Projects Agency(DARPA) created ARPANET in
• Mid 1970’s – ARPA began to work on connecting
computers in all associated agencies. The early
Internet had emerged.
History of the Internet(cont’d)
• Mid 1980’ – the Internet split into
• 1986 – NSFNET began to work; the
National Science Foundation funded a new
wide area network that connected all of its
supercomputing centers.
• 1996 – Telecommunications Reform Act.
Who run the Internet?
• No one person, group or organization owns.

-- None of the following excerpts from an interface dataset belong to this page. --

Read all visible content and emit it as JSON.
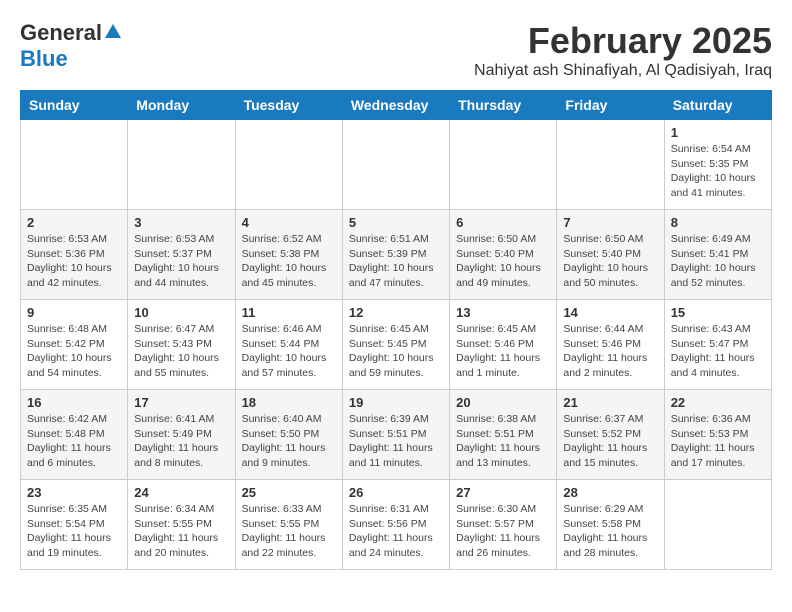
{
  "logo": {
    "general": "General",
    "blue": "Blue"
  },
  "header": {
    "month": "February 2025",
    "location": "Nahiyat ash Shinafiyah, Al Qadisiyah, Iraq"
  },
  "weekdays": [
    "Sunday",
    "Monday",
    "Tuesday",
    "Wednesday",
    "Thursday",
    "Friday",
    "Saturday"
  ],
  "weeks": [
    [
      {
        "day": "",
        "text": ""
      },
      {
        "day": "",
        "text": ""
      },
      {
        "day": "",
        "text": ""
      },
      {
        "day": "",
        "text": ""
      },
      {
        "day": "",
        "text": ""
      },
      {
        "day": "",
        "text": ""
      },
      {
        "day": "1",
        "text": "Sunrise: 6:54 AM\nSunset: 5:35 PM\nDaylight: 10 hours and 41 minutes."
      }
    ],
    [
      {
        "day": "2",
        "text": "Sunrise: 6:53 AM\nSunset: 5:36 PM\nDaylight: 10 hours and 42 minutes."
      },
      {
        "day": "3",
        "text": "Sunrise: 6:53 AM\nSunset: 5:37 PM\nDaylight: 10 hours and 44 minutes."
      },
      {
        "day": "4",
        "text": "Sunrise: 6:52 AM\nSunset: 5:38 PM\nDaylight: 10 hours and 45 minutes."
      },
      {
        "day": "5",
        "text": "Sunrise: 6:51 AM\nSunset: 5:39 PM\nDaylight: 10 hours and 47 minutes."
      },
      {
        "day": "6",
        "text": "Sunrise: 6:50 AM\nSunset: 5:40 PM\nDaylight: 10 hours and 49 minutes."
      },
      {
        "day": "7",
        "text": "Sunrise: 6:50 AM\nSunset: 5:40 PM\nDaylight: 10 hours and 50 minutes."
      },
      {
        "day": "8",
        "text": "Sunrise: 6:49 AM\nSunset: 5:41 PM\nDaylight: 10 hours and 52 minutes."
      }
    ],
    [
      {
        "day": "9",
        "text": "Sunrise: 6:48 AM\nSunset: 5:42 PM\nDaylight: 10 hours and 54 minutes."
      },
      {
        "day": "10",
        "text": "Sunrise: 6:47 AM\nSunset: 5:43 PM\nDaylight: 10 hours and 55 minutes."
      },
      {
        "day": "11",
        "text": "Sunrise: 6:46 AM\nSunset: 5:44 PM\nDaylight: 10 hours and 57 minutes."
      },
      {
        "day": "12",
        "text": "Sunrise: 6:45 AM\nSunset: 5:45 PM\nDaylight: 10 hours and 59 minutes."
      },
      {
        "day": "13",
        "text": "Sunrise: 6:45 AM\nSunset: 5:46 PM\nDaylight: 11 hours and 1 minute."
      },
      {
        "day": "14",
        "text": "Sunrise: 6:44 AM\nSunset: 5:46 PM\nDaylight: 11 hours and 2 minutes."
      },
      {
        "day": "15",
        "text": "Sunrise: 6:43 AM\nSunset: 5:47 PM\nDaylight: 11 hours and 4 minutes."
      }
    ],
    [
      {
        "day": "16",
        "text": "Sunrise: 6:42 AM\nSunset: 5:48 PM\nDaylight: 11 hours and 6 minutes."
      },
      {
        "day": "17",
        "text": "Sunrise: 6:41 AM\nSunset: 5:49 PM\nDaylight: 11 hours and 8 minutes."
      },
      {
        "day": "18",
        "text": "Sunrise: 6:40 AM\nSunset: 5:50 PM\nDaylight: 11 hours and 9 minutes."
      },
      {
        "day": "19",
        "text": "Sunrise: 6:39 AM\nSunset: 5:51 PM\nDaylight: 11 hours and 11 minutes."
      },
      {
        "day": "20",
        "text": "Sunrise: 6:38 AM\nSunset: 5:51 PM\nDaylight: 11 hours and 13 minutes."
      },
      {
        "day": "21",
        "text": "Sunrise: 6:37 AM\nSunset: 5:52 PM\nDaylight: 11 hours and 15 minutes."
      },
      {
        "day": "22",
        "text": "Sunrise: 6:36 AM\nSunset: 5:53 PM\nDaylight: 11 hours and 17 minutes."
      }
    ],
    [
      {
        "day": "23",
        "text": "Sunrise: 6:35 AM\nSunset: 5:54 PM\nDaylight: 11 hours and 19 minutes."
      },
      {
        "day": "24",
        "text": "Sunrise: 6:34 AM\nSunset: 5:55 PM\nDaylight: 11 hours and 20 minutes."
      },
      {
        "day": "25",
        "text": "Sunrise: 6:33 AM\nSunset: 5:55 PM\nDaylight: 11 hours and 22 minutes."
      },
      {
        "day": "26",
        "text": "Sunrise: 6:31 AM\nSunset: 5:56 PM\nDaylight: 11 hours and 24 minutes."
      },
      {
        "day": "27",
        "text": "Sunrise: 6:30 AM\nSunset: 5:57 PM\nDaylight: 11 hours and 26 minutes."
      },
      {
        "day": "28",
        "text": "Sunrise: 6:29 AM\nSunset: 5:58 PM\nDaylight: 11 hours and 28 minutes."
      },
      {
        "day": "",
        "text": ""
      }
    ]
  ]
}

The
backbone of it is funded by the National Science
Foundation in the U.S.
• In addition, there is an Internet Engineering Task
Force (IETF) and Internet Advisory Board (IAB)
who help to set standards (TCP/IP) for those who
wish to connect to, and use, the Internet.
• The IAB makes its standard available via
documents called RFC (Request for Comment).
What is TCP/IP?
• TCP/IP stands for Transmission Control
Protocol/Internet Protocol and is actually a set of
standards that describe how data is to be
transferred between computers.
• TCP/IP is the common tongue that all computers
must speak to communicate via Internet.
• There are implementations for UNIX, Windows,
Macintosh, and just about any computer operating
systems you can think of.
• TCP/IP is implemented as part of an Operating
Other Names of the Internet
• ARPANET : the U.S. Department of
Defense Advanced Research Projects
• The TCP/IP Internet
• The (Global) Internet
Physical Layer
• Physical interface between data
transmission device (e.g. computer) and
transmission medium or network
• Characteristics of transmission medium
• Signal levels
• Data rates
• etc.
Network Access Layer
• Exchange of data between end system and
• Destination address provision
• Invoking services like priority
Internet Layer (IP)
• Systems may be attached to different
• Routing functions across multiple networks
• Implemented in end systems and routers
Transport Layer (TCP)
• Reliable delivery of data
• Ordering of delivery
Application Layer
• Support for user applications
• e.g. http, SMPT
Plethora of Terminology:where
do they come from?
• Hardware – switches, nodes, boxes, bridges,
routers, gateways, etc.
• Software – protocol, seven protocol layers,
protocol stack, protocol suite, etc.
• Market – computer venders “invent” new term to
make a mint.
• Politics – “the Information Highway”.
• Computer research community – objected-oriented
technology, CORBA(Common Object Request
Broker Architecture), Java, JavaScript, Dynamic
Java, Java 2, etc.
What’s Next? – Data
• Two issues—
– Medium
– Form of energy
– Chapter 1 (ignoring some details)
Extra Reading Material
• Stallings, W. Data and Computer Communications
(6th edition), Prentice Hall 1999 chapter 1
• Web site for Stallings book
• Web sites for IETF, IEEE, ITU-T, ISO
• Internet Requests for Comment (RFCs)
• Usenet News groups
– comp.dcom.*
– comp.protocols.tcp-ip